_Exercise objective_. Starting at the first line and ending at the last, reproduce the records below exactly.

Supplied material: Begin

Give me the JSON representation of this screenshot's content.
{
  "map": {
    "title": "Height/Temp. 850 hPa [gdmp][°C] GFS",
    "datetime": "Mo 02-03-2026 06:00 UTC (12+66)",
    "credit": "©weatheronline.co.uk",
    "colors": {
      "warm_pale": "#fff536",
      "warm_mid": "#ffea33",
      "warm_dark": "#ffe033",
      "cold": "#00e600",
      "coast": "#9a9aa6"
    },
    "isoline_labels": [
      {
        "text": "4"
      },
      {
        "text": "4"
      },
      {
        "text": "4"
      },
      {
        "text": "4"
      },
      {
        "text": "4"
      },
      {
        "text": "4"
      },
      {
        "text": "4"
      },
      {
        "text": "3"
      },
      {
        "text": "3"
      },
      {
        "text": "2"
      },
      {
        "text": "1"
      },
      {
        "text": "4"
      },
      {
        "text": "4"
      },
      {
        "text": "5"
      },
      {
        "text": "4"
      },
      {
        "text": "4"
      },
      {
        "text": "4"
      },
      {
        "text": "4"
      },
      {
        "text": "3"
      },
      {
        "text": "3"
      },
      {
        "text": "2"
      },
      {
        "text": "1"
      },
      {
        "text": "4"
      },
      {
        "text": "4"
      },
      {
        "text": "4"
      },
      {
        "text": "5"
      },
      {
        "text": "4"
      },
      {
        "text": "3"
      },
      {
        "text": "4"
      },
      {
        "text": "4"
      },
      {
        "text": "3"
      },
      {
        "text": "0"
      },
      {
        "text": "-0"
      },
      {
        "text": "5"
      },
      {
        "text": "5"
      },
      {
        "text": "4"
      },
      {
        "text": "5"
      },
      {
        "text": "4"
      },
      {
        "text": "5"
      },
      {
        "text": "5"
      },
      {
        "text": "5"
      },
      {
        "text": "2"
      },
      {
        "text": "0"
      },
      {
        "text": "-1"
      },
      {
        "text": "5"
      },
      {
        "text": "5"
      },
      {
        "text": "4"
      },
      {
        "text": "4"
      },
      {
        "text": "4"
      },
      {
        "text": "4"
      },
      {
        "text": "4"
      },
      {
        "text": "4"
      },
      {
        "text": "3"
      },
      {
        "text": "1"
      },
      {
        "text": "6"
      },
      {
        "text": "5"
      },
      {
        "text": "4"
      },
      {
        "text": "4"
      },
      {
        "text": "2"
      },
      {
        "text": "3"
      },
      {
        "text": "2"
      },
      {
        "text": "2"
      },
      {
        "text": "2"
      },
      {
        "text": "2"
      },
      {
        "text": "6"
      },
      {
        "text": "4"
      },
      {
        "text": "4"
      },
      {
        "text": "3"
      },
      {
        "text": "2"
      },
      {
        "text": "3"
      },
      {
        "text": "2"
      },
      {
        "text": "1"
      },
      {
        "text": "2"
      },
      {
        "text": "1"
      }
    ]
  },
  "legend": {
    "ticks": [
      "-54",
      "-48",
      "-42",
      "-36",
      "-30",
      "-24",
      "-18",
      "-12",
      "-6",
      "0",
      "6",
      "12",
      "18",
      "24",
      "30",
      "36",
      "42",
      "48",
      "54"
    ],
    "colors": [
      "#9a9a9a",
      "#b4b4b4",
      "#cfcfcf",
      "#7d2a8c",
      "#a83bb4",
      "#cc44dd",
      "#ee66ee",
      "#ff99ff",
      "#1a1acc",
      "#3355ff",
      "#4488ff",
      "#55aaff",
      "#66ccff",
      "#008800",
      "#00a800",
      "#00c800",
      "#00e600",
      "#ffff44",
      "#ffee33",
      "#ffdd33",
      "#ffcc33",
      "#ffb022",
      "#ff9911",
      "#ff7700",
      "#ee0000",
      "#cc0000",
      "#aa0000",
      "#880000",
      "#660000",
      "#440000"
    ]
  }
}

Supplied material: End

_Exercise result_.
Give me the JSON representation of this screenshot's content.
{
  "map": {
    "title": "Height/Temp. 850 hPa [gdmp][°C] GFS",
    "datetime": "Mo 02-03-2026 06:00 UTC (12+66)",
    "credit": "©weatheronline.co.uk",
    "colors": {
      "warm_pale": "#fff536",
      "warm_mid": "#ffea33",
      "warm_dark": "#ffe033",
      "cold": "#00e600",
      "coast": "#9a9aa6"
    },
    "isoline_labels": [
      {
        "text": "4"
      },
      {
        "text": "4"
      },
      {
        "text": "4"
      },
      {
        "text": "4"
      },
      {
        "text": "4"
      },
      {
        "text": "4"
      },
      {
        "text": "4"
      },
      {
        "text": "3"
      },
      {
        "text": "3"
      },
      {
        "text": "2"
      },
      {
        "text": "1"
      },
      {
        "text": "4"
      },
      {
        "text": "4"
      },
      {
        "text": "5"
      },
      {
        "text": "4"
      },
      {
        "text": "4"
      },
      {
        "text": "4"
      },
      {
        "text": "4"
      },
      {
        "text": "3"
      },
      {
        "text": "3"
      },
      {
        "text": "2"
      },
      {
        "text": "1"
      },
      {
        "text": "4"
      },
      {
        "text": "4"
      },
      {
        "text": "4"
      },
      {
        "text": "5"
      },
      {
        "text": "4"
      },
      {
        "text": "3"
      },
      {
        "text": "4"
      },
      {
        "text": "4"
      },
      {
        "text": "3"
      },
      {
        "text": "0"
      },
      {
        "text": "-0"
      },
      {
        "text": "5"
      },
      {
        "text": "5"
      },
      {
        "text": "4"
      },
      {
        "text": "5"
      },
      {
        "text": "4"
      },
      {
        "text": "5"
      },
      {
        "text": "5"
      },
      {
        "text": "5"
      },
      {
        "text": "2"
      },
      {
        "text": "0"
      },
      {
        "text": "-1"
      },
      {
        "text": "5"
      },
      {
        "text": "5"
      },
      {
        "text": "4"
      },
      {
        "text": "4"
      },
      {
        "text": "4"
      },
      {
        "text": "4"
      },
      {
        "text": "4"
      },
      {
        "text": "4"
      },
      {
        "text": "3"
      },
      {
        "text": "1"
      },
      {
        "text": "6"
      },
      {
        "text": "5"
      },
      {
        "text": "4"
      },
      {
        "text": "4"
      },
      {
        "text": "2"
      },
      {
        "text": "3"
      },
      {
        "text": "2"
      },
      {
        "text": "2"
      },
      {
        "text": "2"
      },
      {
        "text": "2"
      },
      {
        "text": "6"
      },
      {
        "text": "4"
      },
      {
        "text": "4"
      },
      {
        "text": "3"
      },
      {
        "text": "2"
      },
      {
        "text": "3"
      },
      {
        "text": "2"
      },
      {
        "text": "1"
      },
      {
        "text": "2"
      },
      {
        "text": "1"
      }
    ]
  },
  "legend": {
    "ticks": [
      "-54",
      "-48",
      "-42",
      "-36",
      "-30",
      "-24",
      "-18",
      "-12",
      "-6",
      "0",
      "6",
      "12",
      "18",
      "24",
      "30",
      "36",
      "42",
      "48",
      "54"
    ],
    "colors": [
      "#9a9a9a",
      "#b4b4b4",
      "#cfcfcf",
      "#7d2a8c",
      "#a83bb4",
      "#cc44dd",
      "#ee66ee",
      "#ff99ff",
      "#1a1acc",
      "#3355ff",
      "#4488ff",
      "#55aaff",
      "#66ccff",
      "#008800",
      "#00a800",
      "#00c800",
      "#00e600",
      "#ffff44",
      "#ffee33",
      "#ffdd33",
      "#ffcc33",
      "#ffb022",
      "#ff9911",
      "#ff7700",
      "#ee0000",
      "#cc0000",
      "#aa0000",
      "#880000",
      "#660000",
      "#440000"
    ]
  }
}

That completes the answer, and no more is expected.